EXERCISE MATERIAL START

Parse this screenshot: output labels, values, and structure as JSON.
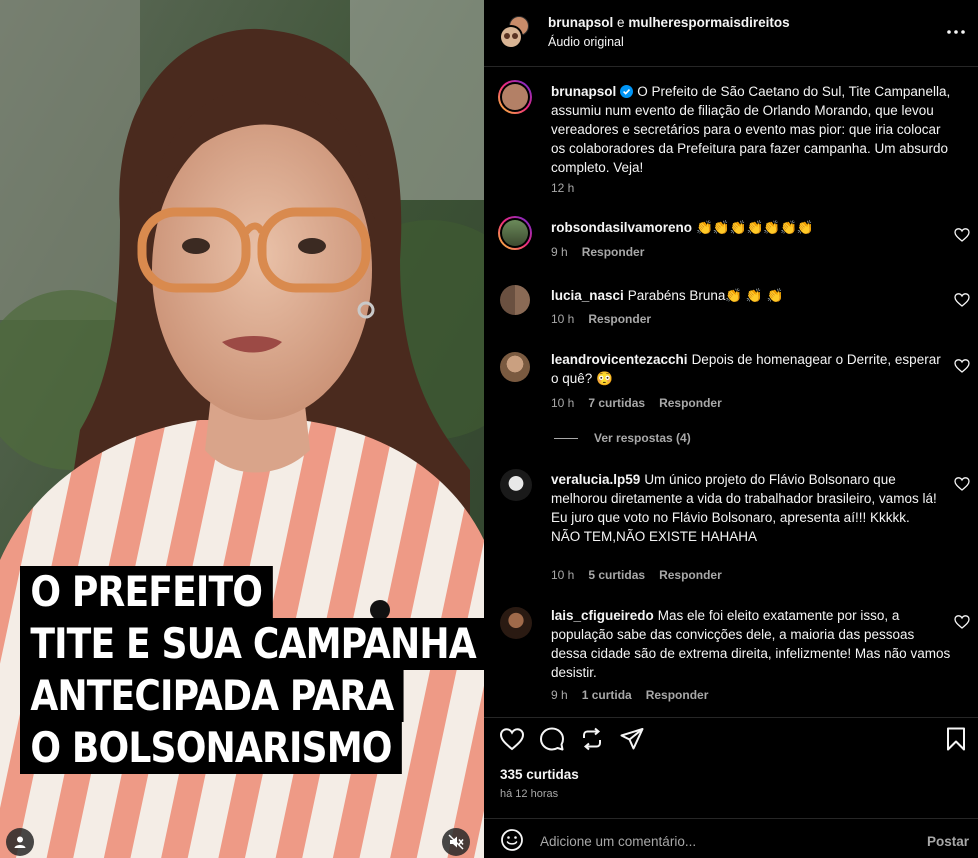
{
  "media": {
    "caption_lines": [
      "O PREFEITO",
      "TITE E SUA CAMPANHA",
      "ANTECIPADA PARA",
      "O BOLSONARISMO"
    ],
    "mute_icon": "speaker-muted-icon",
    "user_tag_icon": "user-icon"
  },
  "header": {
    "user1": "brunapsol",
    "joiner": "e",
    "user2": "mulherespormaisdireitos",
    "audio": "Áudio original"
  },
  "caption": {
    "user": "brunapsol",
    "text": "O Prefeito de São Caetano do Sul, Tite Campanella, assumiu num evento de filiação de Orlando Morando, que levou vereadores e secretários para o evento mas pior: que iria colocar os colaboradores da Prefeitura para fazer campanha. Um absurdo completo. Veja!",
    "time": "12 h"
  },
  "comments": [
    {
      "user": "robsondasilvamoreno",
      "text": "👏👏👏👏👏👏👏",
      "time": "9 h",
      "likes": "",
      "reply": "Responder"
    },
    {
      "user": "lucia_nasci",
      "text": "Parabéns Bruna👏 👏 👏",
      "time": "10 h",
      "likes": "",
      "reply": "Responder"
    },
    {
      "user": "leandrovicentezacchi",
      "text": "Depois de homenagear o Derrite, esperar o quê? 😳",
      "time": "10 h",
      "likes": "7 curtidas",
      "reply": "Responder"
    },
    {
      "user": "veralucia.lp59",
      "text": "Um único projeto do Flávio Bolsonaro que melhorou diretamente a vida do trabalhador brasileiro, vamos lá!",
      "text2": "Eu juro que voto no Flávio Bolsonaro, apresenta aí!!! Kkkkk.",
      "text3": "NÃO TEM,NÃO EXISTE HAHAHA",
      "time": "10 h",
      "likes": "5 curtidas",
      "reply": "Responder"
    },
    {
      "user": "lais_cfigueiredo",
      "text": "Mas ele foi eleito exatamente por isso, a população sabe das convicções dele, a maioria das pessoas dessa cidade são de extrema direita, infelizmente! Mas não vamos desistir.",
      "time": "9 h",
      "likes": "1 curtida",
      "reply": "Responder"
    }
  ],
  "view_replies": "Ver respostas (4)",
  "stats": {
    "likes": "335 curtidas",
    "time_ago": "há 12 horas"
  },
  "composer": {
    "placeholder": "Adicione um comentário...",
    "post": "Postar"
  },
  "colors": {
    "verified": "#0095f6",
    "muted_text": "#a8a8a8",
    "background": "#000000"
  }
}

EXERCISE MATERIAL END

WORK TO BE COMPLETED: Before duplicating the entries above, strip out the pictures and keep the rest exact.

SOLUTION FOR THIS PROBLEM:
Parse this screenshot: output labels, values, and structure as JSON.
{
  "media": {
    "caption_lines": [
      "O PREFEITO",
      "TITE E SUA CAMPANHA",
      "ANTECIPADA PARA",
      "O BOLSONARISMO"
    ],
    "mute_icon": "speaker-muted-icon",
    "user_tag_icon": "user-icon"
  },
  "header": {
    "user1": "brunapsol",
    "joiner": "e",
    "user2": "mulherespormaisdireitos",
    "audio": "Áudio original"
  },
  "caption": {
    "user": "brunapsol",
    "text": "O Prefeito de São Caetano do Sul, Tite Campanella, assumiu num evento de filiação de Orlando Morando, que levou vereadores e secretários para o evento mas pior: que iria colocar os colaboradores da Prefeitura para fazer campanha. Um absurdo completo. Veja!",
    "time": "12 h"
  },
  "comments": [
    {
      "user": "robsondasilvamoreno",
      "text": "👏👏👏👏👏👏👏",
      "time": "9 h",
      "likes": "",
      "reply": "Responder"
    },
    {
      "user": "lucia_nasci",
      "text": "Parabéns Bruna👏 👏 👏",
      "time": "10 h",
      "likes": "",
      "reply": "Responder"
    },
    {
      "user": "leandrovicentezacchi",
      "text": "Depois de homenagear o Derrite, esperar o quê? 😳",
      "time": "10 h",
      "likes": "7 curtidas",
      "reply": "Responder"
    },
    {
      "user": "veralucia.lp59",
      "text": "Um único projeto do Flávio Bolsonaro que melhorou diretamente a vida do trabalhador brasileiro, vamos lá!",
      "text2": "Eu juro que voto no Flávio Bolsonaro, apresenta aí!!! Kkkkk.",
      "text3": "NÃO TEM,NÃO EXISTE HAHAHA",
      "time": "10 h",
      "likes": "5 curtidas",
      "reply": "Responder"
    },
    {
      "user": "lais_cfigueiredo",
      "text": "Mas ele foi eleito exatamente por isso, a população sabe das convicções dele, a maioria das pessoas dessa cidade são de extrema direita, infelizmente! Mas não vamos desistir.",
      "time": "9 h",
      "likes": "1 curtida",
      "reply": "Responder"
    }
  ],
  "view_replies": "Ver respostas (4)",
  "stats": {
    "likes": "335 curtidas",
    "time_ago": "há 12 horas"
  },
  "composer": {
    "placeholder": "Adicione um comentário...",
    "post": "Postar"
  },
  "colors": {
    "verified": "#0095f6",
    "muted_text": "#a8a8a8",
    "background": "#000000"
  }
}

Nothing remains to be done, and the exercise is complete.